───── DATA TO EXAMINE ─────

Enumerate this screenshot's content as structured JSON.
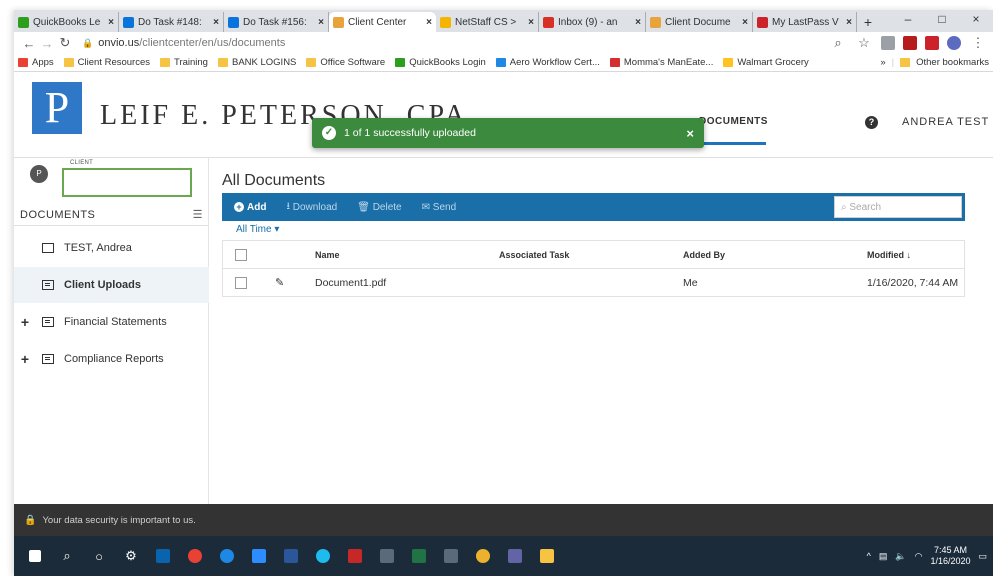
{
  "browser": {
    "tabs": [
      {
        "title": "QuickBooks Le",
        "color": "#2ca01c"
      },
      {
        "title": "Do Task #148:",
        "color": "#0a74da"
      },
      {
        "title": "Do Task #156:",
        "color": "#0a74da"
      },
      {
        "title": "Client Center",
        "color": "#e8a33d",
        "active": true
      },
      {
        "title": "NetStaff CS >",
        "color": "#f5b400"
      },
      {
        "title": "Inbox (9) - an",
        "color": "#d93025"
      },
      {
        "title": "Client Docume",
        "color": "#e8a33d"
      },
      {
        "title": "My LastPass V",
        "color": "#cc2229"
      }
    ],
    "new_tab": "+",
    "window_controls": [
      "–",
      "□",
      "×"
    ],
    "url_host": "onvio.us",
    "url_path": "/clientcenter/en/us/documents",
    "bookmarks": [
      {
        "label": "Apps",
        "color": "#e94235"
      },
      {
        "label": "Client Resources",
        "color": "#f6c343"
      },
      {
        "label": "Training",
        "color": "#f6c343"
      },
      {
        "label": "BANK LOGINS",
        "color": "#f6c343"
      },
      {
        "label": "Office Software",
        "color": "#f6c343"
      },
      {
        "label": "QuickBooks Login",
        "color": "#2ca01c"
      },
      {
        "label": "Aero Workflow Cert...",
        "color": "#1e88e5"
      },
      {
        "label": "Momma's ManEate...",
        "color": "#d32f2f"
      },
      {
        "label": "Walmart Grocery",
        "color": "#ffc220"
      }
    ],
    "bookmarks_overflow": "»",
    "other_bookmarks": "Other bookmarks"
  },
  "app": {
    "logo_letter": "P",
    "firm_name": "LEIF E. PETERSON, CPA",
    "active_tab": "DOCUMENTS",
    "help": "?",
    "user_name": "ANDREA TEST",
    "accent": "#1a6fa8"
  },
  "toast": {
    "message": "1 of 1 successfully uploaded",
    "close": "×",
    "color": "#3b8a3e"
  },
  "sidebar": {
    "avatar_initial": "P",
    "client_label": "CLIENT",
    "documents_header": "DOCUMENTS",
    "items": [
      {
        "label": "TEST, Andrea",
        "expander": "",
        "icon": "folder-icon"
      },
      {
        "label": "Client Uploads",
        "expander": "",
        "icon": "document-folder-icon",
        "selected": true
      },
      {
        "label": "Financial Statements",
        "expander": "+",
        "icon": "document-folder-icon"
      },
      {
        "label": "Compliance Reports",
        "expander": "+",
        "icon": "document-folder-icon"
      }
    ]
  },
  "main": {
    "title": "All Documents",
    "toolbar": {
      "add": "Add",
      "download": "Download",
      "delete": "Delete",
      "send": "Send",
      "search_placeholder": "Search"
    },
    "filter": "All Time",
    "columns": {
      "name": "Name",
      "task": "Associated Task",
      "added_by": "Added By",
      "modified": "Modified ↓"
    },
    "rows": [
      {
        "name": "Document1.pdf",
        "task": "",
        "added_by": "Me",
        "modified": "1/16/2020, 7:44 AM"
      }
    ]
  },
  "security_notice": "Your data security is important to us.",
  "taskbar": {
    "time": "7:45 AM",
    "date": "1/16/2020"
  }
}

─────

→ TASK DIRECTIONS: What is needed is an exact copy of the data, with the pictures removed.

→ OUTPUT OF THE TASK:
Enumerate this screenshot's content as structured JSON.
{
  "browser": {
    "tabs": [
      {
        "title": "QuickBooks Le",
        "color": "#2ca01c"
      },
      {
        "title": "Do Task #148:",
        "color": "#0a74da"
      },
      {
        "title": "Do Task #156:",
        "color": "#0a74da"
      },
      {
        "title": "Client Center",
        "color": "#e8a33d",
        "active": true
      },
      {
        "title": "NetStaff CS >",
        "color": "#f5b400"
      },
      {
        "title": "Inbox (9) - an",
        "color": "#d93025"
      },
      {
        "title": "Client Docume",
        "color": "#e8a33d"
      },
      {
        "title": "My LastPass V",
        "color": "#cc2229"
      }
    ],
    "new_tab": "+",
    "window_controls": [
      "–",
      "□",
      "×"
    ],
    "url_host": "onvio.us",
    "url_path": "/clientcenter/en/us/documents",
    "bookmarks": [
      {
        "label": "Apps",
        "color": "#e94235"
      },
      {
        "label": "Client Resources",
        "color": "#f6c343"
      },
      {
        "label": "Training",
        "color": "#f6c343"
      },
      {
        "label": "BANK LOGINS",
        "color": "#f6c343"
      },
      {
        "label": "Office Software",
        "color": "#f6c343"
      },
      {
        "label": "QuickBooks Login",
        "color": "#2ca01c"
      },
      {
        "label": "Aero Workflow Cert...",
        "color": "#1e88e5"
      },
      {
        "label": "Momma's ManEate...",
        "color": "#d32f2f"
      },
      {
        "label": "Walmart Grocery",
        "color": "#ffc220"
      }
    ],
    "bookmarks_overflow": "»",
    "other_bookmarks": "Other bookmarks"
  },
  "app": {
    "logo_letter": "P",
    "firm_name": "LEIF E. PETERSON, CPA",
    "active_tab": "DOCUMENTS",
    "help": "?",
    "user_name": "ANDREA TEST",
    "accent": "#1a6fa8"
  },
  "toast": {
    "message": "1 of 1 successfully uploaded",
    "close": "×",
    "color": "#3b8a3e"
  },
  "sidebar": {
    "avatar_initial": "P",
    "client_label": "CLIENT",
    "documents_header": "DOCUMENTS",
    "items": [
      {
        "label": "TEST, Andrea",
        "expander": "",
        "icon": "folder-icon"
      },
      {
        "label": "Client Uploads",
        "expander": "",
        "icon": "document-folder-icon",
        "selected": true
      },
      {
        "label": "Financial Statements",
        "expander": "+",
        "icon": "document-folder-icon"
      },
      {
        "label": "Compliance Reports",
        "expander": "+",
        "icon": "document-folder-icon"
      }
    ]
  },
  "main": {
    "title": "All Documents",
    "toolbar": {
      "add": "Add",
      "download": "Download",
      "delete": "Delete",
      "send": "Send",
      "search_placeholder": "Search"
    },
    "filter": "All Time",
    "columns": {
      "name": "Name",
      "task": "Associated Task",
      "added_by": "Added By",
      "modified": "Modified ↓"
    },
    "rows": [
      {
        "name": "Document1.pdf",
        "task": "",
        "added_by": "Me",
        "modified": "1/16/2020, 7:44 AM"
      }
    ]
  },
  "security_notice": "Your data security is important to us.",
  "taskbar": {
    "time": "7:45 AM",
    "date": "1/16/2020"
  }
}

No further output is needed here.